Across the listing, tally the lines in which the word "title" occurs, then report the tally alone.

### Source data
------------

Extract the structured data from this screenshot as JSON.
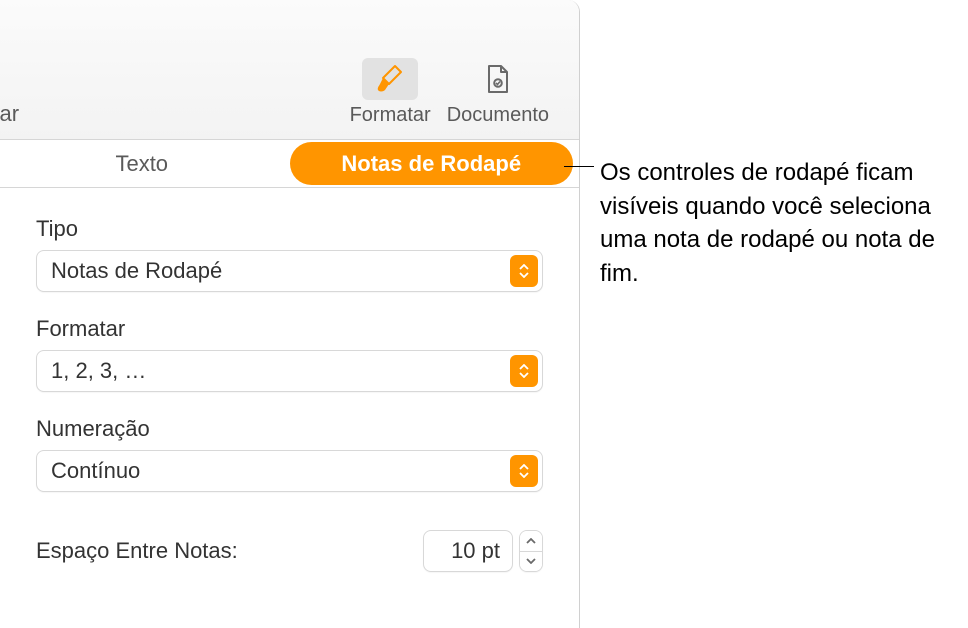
{
  "toolbar": {
    "left_partial": "orar",
    "format": {
      "label": "Formatar"
    },
    "document": {
      "label": "Documento"
    }
  },
  "tabs": {
    "text": "Texto",
    "footnotes": "Notas de Rodapé"
  },
  "fields": {
    "type": {
      "label": "Tipo",
      "value": "Notas de Rodapé"
    },
    "format": {
      "label": "Formatar",
      "value": "1, 2, 3, …"
    },
    "numbering": {
      "label": "Numeração",
      "value": "Contínuo"
    },
    "spacing": {
      "label": "Espaço Entre Notas:",
      "value": "10 pt"
    }
  },
  "callout": {
    "text": "Os controles de rodapé ficam visíveis quando você seleciona uma nota de rodapé ou nota de fim."
  },
  "colors": {
    "accent": "#ff9500"
  }
}
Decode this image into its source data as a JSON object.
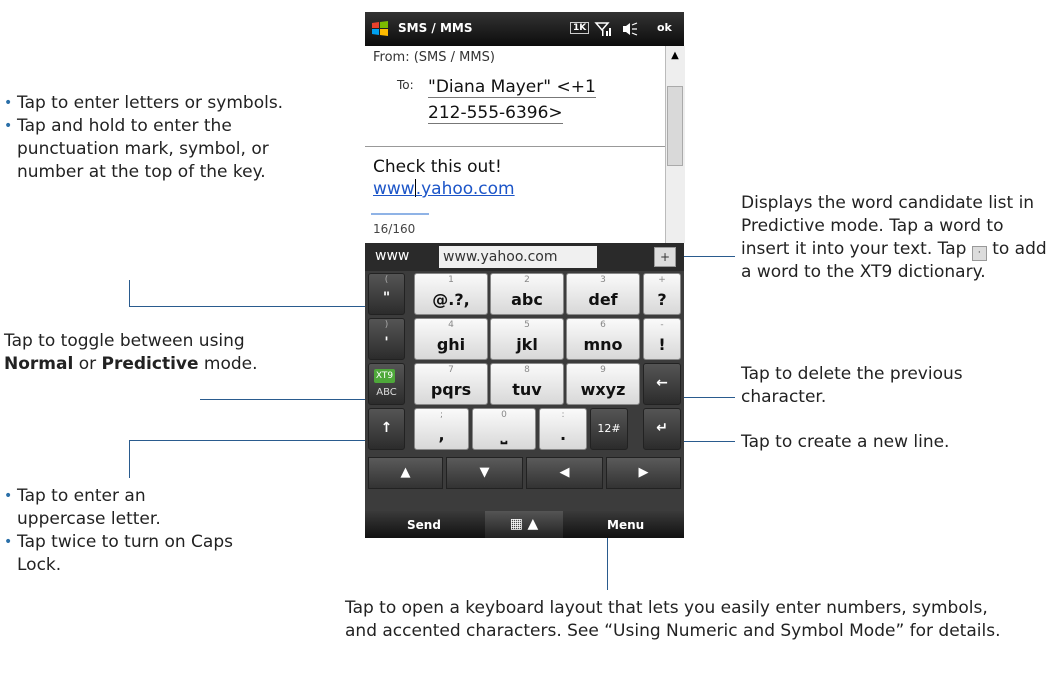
{
  "phone": {
    "title": "SMS / MMS",
    "status_icons": [
      "1K",
      "signal-icon",
      "speaker-icon"
    ],
    "ok_label": "ok",
    "from_label": "From:",
    "from_value": "(SMS / MMS)",
    "to_label": "To:",
    "to_line1": "\"Diana Mayer\" <+1",
    "to_line2": "212-555-6396>",
    "body_line1": "Check this out!",
    "body_link_pre": "www",
    "body_link_post": ".yahoo.com",
    "counter": "16/160",
    "candidate_1": "www",
    "candidate_2": "www.yahoo.com",
    "add_button": "+",
    "keys": {
      "k_paren": {
        "top": "(",
        "main": "\""
      },
      "k_1": {
        "top": "1",
        "main": "@.?,"
      },
      "k_2": {
        "top": "2",
        "main": "abc"
      },
      "k_3": {
        "top": "3",
        "main": "def"
      },
      "k_q": {
        "top": "+",
        "main": "?"
      },
      "k_rparen": {
        "top": ")",
        "main": "'"
      },
      "k_4": {
        "top": "4",
        "main": "ghi"
      },
      "k_5": {
        "top": "5",
        "main": "jkl"
      },
      "k_6": {
        "top": "6",
        "main": "mno"
      },
      "k_excl": {
        "top": "-",
        "main": "!"
      },
      "k_xt9": {
        "top": "XT9",
        "main": "ABC"
      },
      "k_7": {
        "top": "7",
        "main": "pqrs"
      },
      "k_8": {
        "top": "8",
        "main": "tuv"
      },
      "k_9": {
        "top": "9",
        "main": "wxyz"
      },
      "k_back": {
        "main": "←"
      },
      "k_shift": {
        "main": "↑"
      },
      "k_comma": {
        "top": ";",
        "main": ","
      },
      "k_0": {
        "top": "0",
        "main": "⎵"
      },
      "k_period": {
        "top": ":",
        "main": "."
      },
      "k_12": {
        "main": "12#"
      },
      "k_enter": {
        "main": "↵"
      }
    },
    "arrows": [
      "▲",
      "▼",
      "◀",
      "▶"
    ],
    "softkey_left": "Send",
    "softkey_mid": "▦ ▲",
    "softkey_right": "Menu"
  },
  "annotations": {
    "letters_1": "Tap to enter letters or symbols.",
    "letters_2": "Tap and hold to enter the punctuation mark, symbol, or number at the top of the key.",
    "mode_pre": "Tap to toggle between using ",
    "mode_normal": "Normal",
    "mode_or": " or ",
    "mode_predictive": "Predictive",
    "mode_post": " mode.",
    "upper_1": "Tap to enter an uppercase letter.",
    "upper_2": "Tap twice to turn on Caps Lock.",
    "cand_a": "Displays the word candidate list in Predictive mode. Tap a word to insert it into your text. Tap ",
    "cand_b": " to add a word to the XT9 dictionary.",
    "delete": "Tap to delete the previous character.",
    "newline": "Tap to create a new line.",
    "numeric": "Tap to open a keyboard layout that lets you easily enter numbers, symbols, and accented characters. See “Using Numeric and Symbol Mode” for details."
  }
}
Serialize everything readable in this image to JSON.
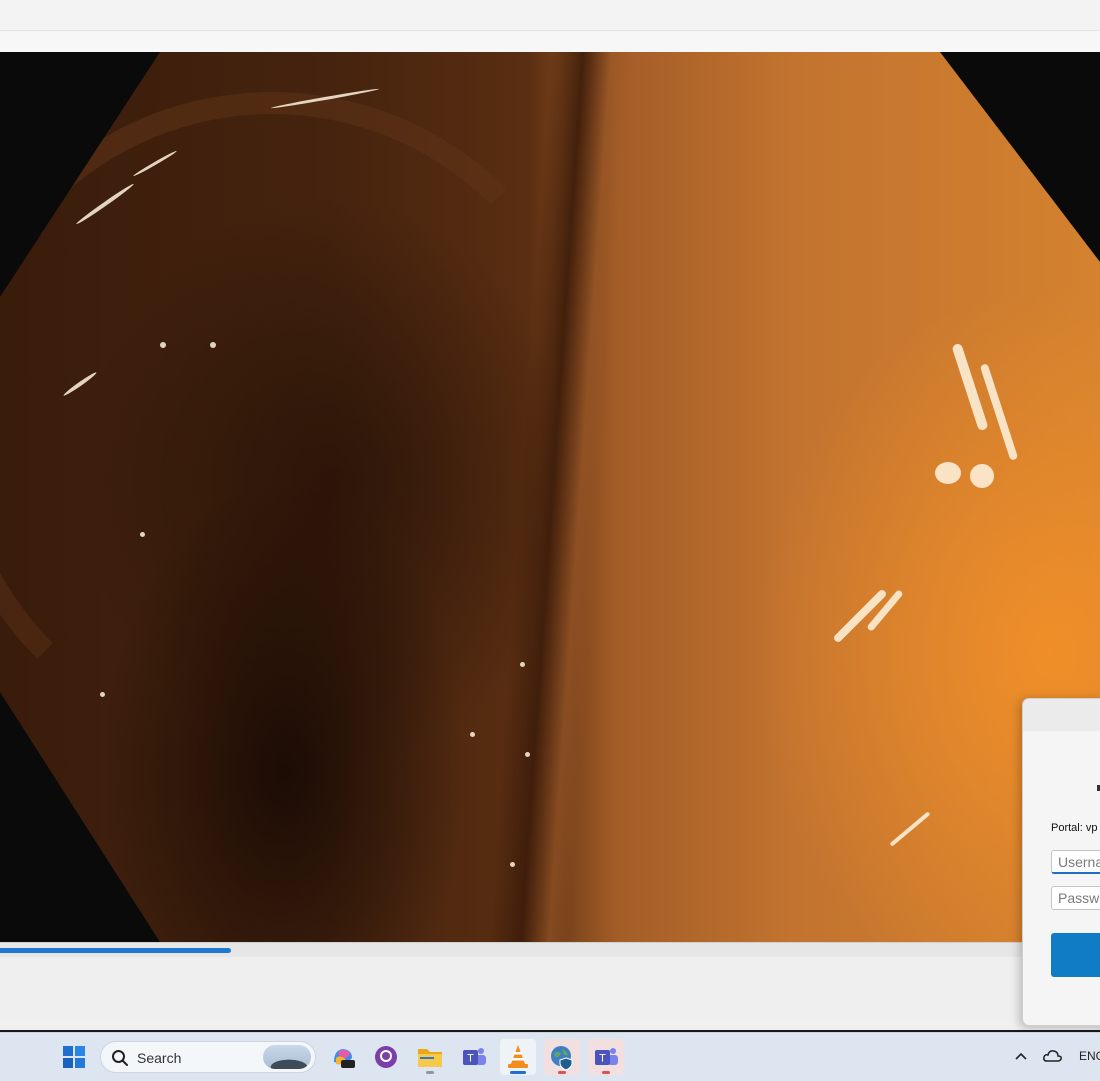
{
  "video": {
    "progress_fraction": 0.21
  },
  "vpn_dialog": {
    "portal_text": "Portal: vp",
    "username_placeholder": "Userna",
    "password_placeholder": "Passwo",
    "accent_color": "#0f7cc5"
  },
  "taskbar": {
    "search_placeholder": "Search",
    "apps": [
      {
        "name": "start-button",
        "icon": "windows-icon"
      },
      {
        "name": "copilot",
        "icon": "copilot-pre-icon",
        "badge": "PRE"
      },
      {
        "name": "github-desktop",
        "icon": "github-icon"
      },
      {
        "name": "file-explorer",
        "icon": "folder-icon"
      },
      {
        "name": "teams-classic",
        "icon": "teams-icon"
      },
      {
        "name": "vlc",
        "icon": "vlc-cone-icon"
      },
      {
        "name": "browser-vpn",
        "icon": "globe-shield-icon"
      },
      {
        "name": "teams",
        "icon": "teams-icon"
      }
    ],
    "tray": {
      "language": "ENG"
    }
  }
}
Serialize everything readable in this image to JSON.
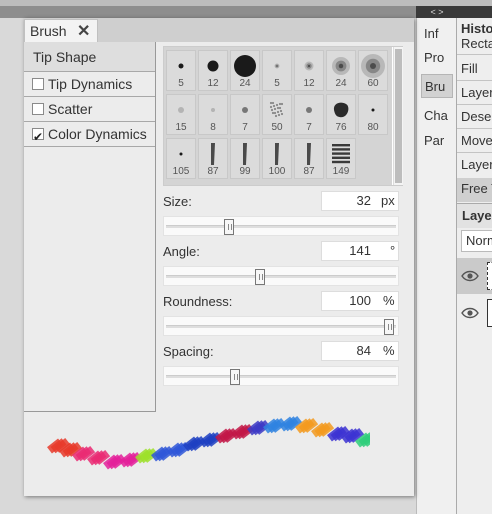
{
  "palettes": {
    "arrows": "< >",
    "items": [
      "Inf",
      "Pro",
      "Bru",
      "Cha",
      "Par"
    ],
    "active_index": 2
  },
  "history": {
    "title": "History",
    "items": [
      "Rectangle Select",
      "Fill",
      "Layer Properties",
      "Deselect",
      "Move",
      "Layer Properties",
      "Free Transform"
    ],
    "selected_index": 6
  },
  "layers": {
    "title": "Layers",
    "blend_mode": "Normal"
  },
  "dialog": {
    "title": "Brush",
    "close_symbol": "✕",
    "sidebar": [
      {
        "label": "Tip Shape",
        "type": "header"
      },
      {
        "label": "Tip Dynamics",
        "checked": false
      },
      {
        "label": "Scatter",
        "checked": false
      },
      {
        "label": "Color Dynamics",
        "checked": true
      }
    ],
    "brushes": [
      {
        "size": "5",
        "style": "dot",
        "d": 5
      },
      {
        "size": "12",
        "style": "dot",
        "d": 11
      },
      {
        "size": "24",
        "style": "dot",
        "d": 22
      },
      {
        "size": "5",
        "style": "soft",
        "d": 5
      },
      {
        "size": "12",
        "style": "soft",
        "d": 9
      },
      {
        "size": "24",
        "style": "soft",
        "d": 18
      },
      {
        "size": "60",
        "style": "soft",
        "d": 24
      },
      {
        "size": "15",
        "style": "speck",
        "d": 6
      },
      {
        "size": "8",
        "style": "speck",
        "d": 4
      },
      {
        "size": "7",
        "style": "ring",
        "d": 6
      },
      {
        "size": "50",
        "style": "grain",
        "d": 16
      },
      {
        "size": "7",
        "style": "ring",
        "d": 6
      },
      {
        "size": "76",
        "style": "blob",
        "d": 16
      },
      {
        "size": "80",
        "style": "dot",
        "d": 3
      },
      {
        "size": "105",
        "style": "dot",
        "d": 3
      },
      {
        "size": "87",
        "style": "stroke",
        "d": 22
      },
      {
        "size": "99",
        "style": "stroke",
        "d": 24
      },
      {
        "size": "100",
        "style": "stroke",
        "d": 24
      },
      {
        "size": "87",
        "style": "stroke",
        "d": 22
      },
      {
        "size": "149",
        "style": "hatch",
        "d": 22
      }
    ],
    "controls": [
      {
        "label": "Size:",
        "value": "32",
        "unit": "px",
        "fraction": 0.26
      },
      {
        "label": "Angle:",
        "value": "141",
        "unit": "°",
        "fraction": 0.4
      },
      {
        "label": "Roundness:",
        "value": "100",
        "unit": "%",
        "fraction": 0.98
      },
      {
        "label": "Spacing:",
        "value": "84",
        "unit": "%",
        "fraction": 0.29
      }
    ],
    "preview_colors": [
      "#e8392a",
      "#ea2a73",
      "#e4209a",
      "#9ee02a",
      "#2f57d8",
      "#1d3fc2",
      "#c21646",
      "#3c3ac6",
      "#2f83e0",
      "#f39a1e",
      "#3c32d2",
      "#2fce7a"
    ]
  }
}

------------

### Output of the task
4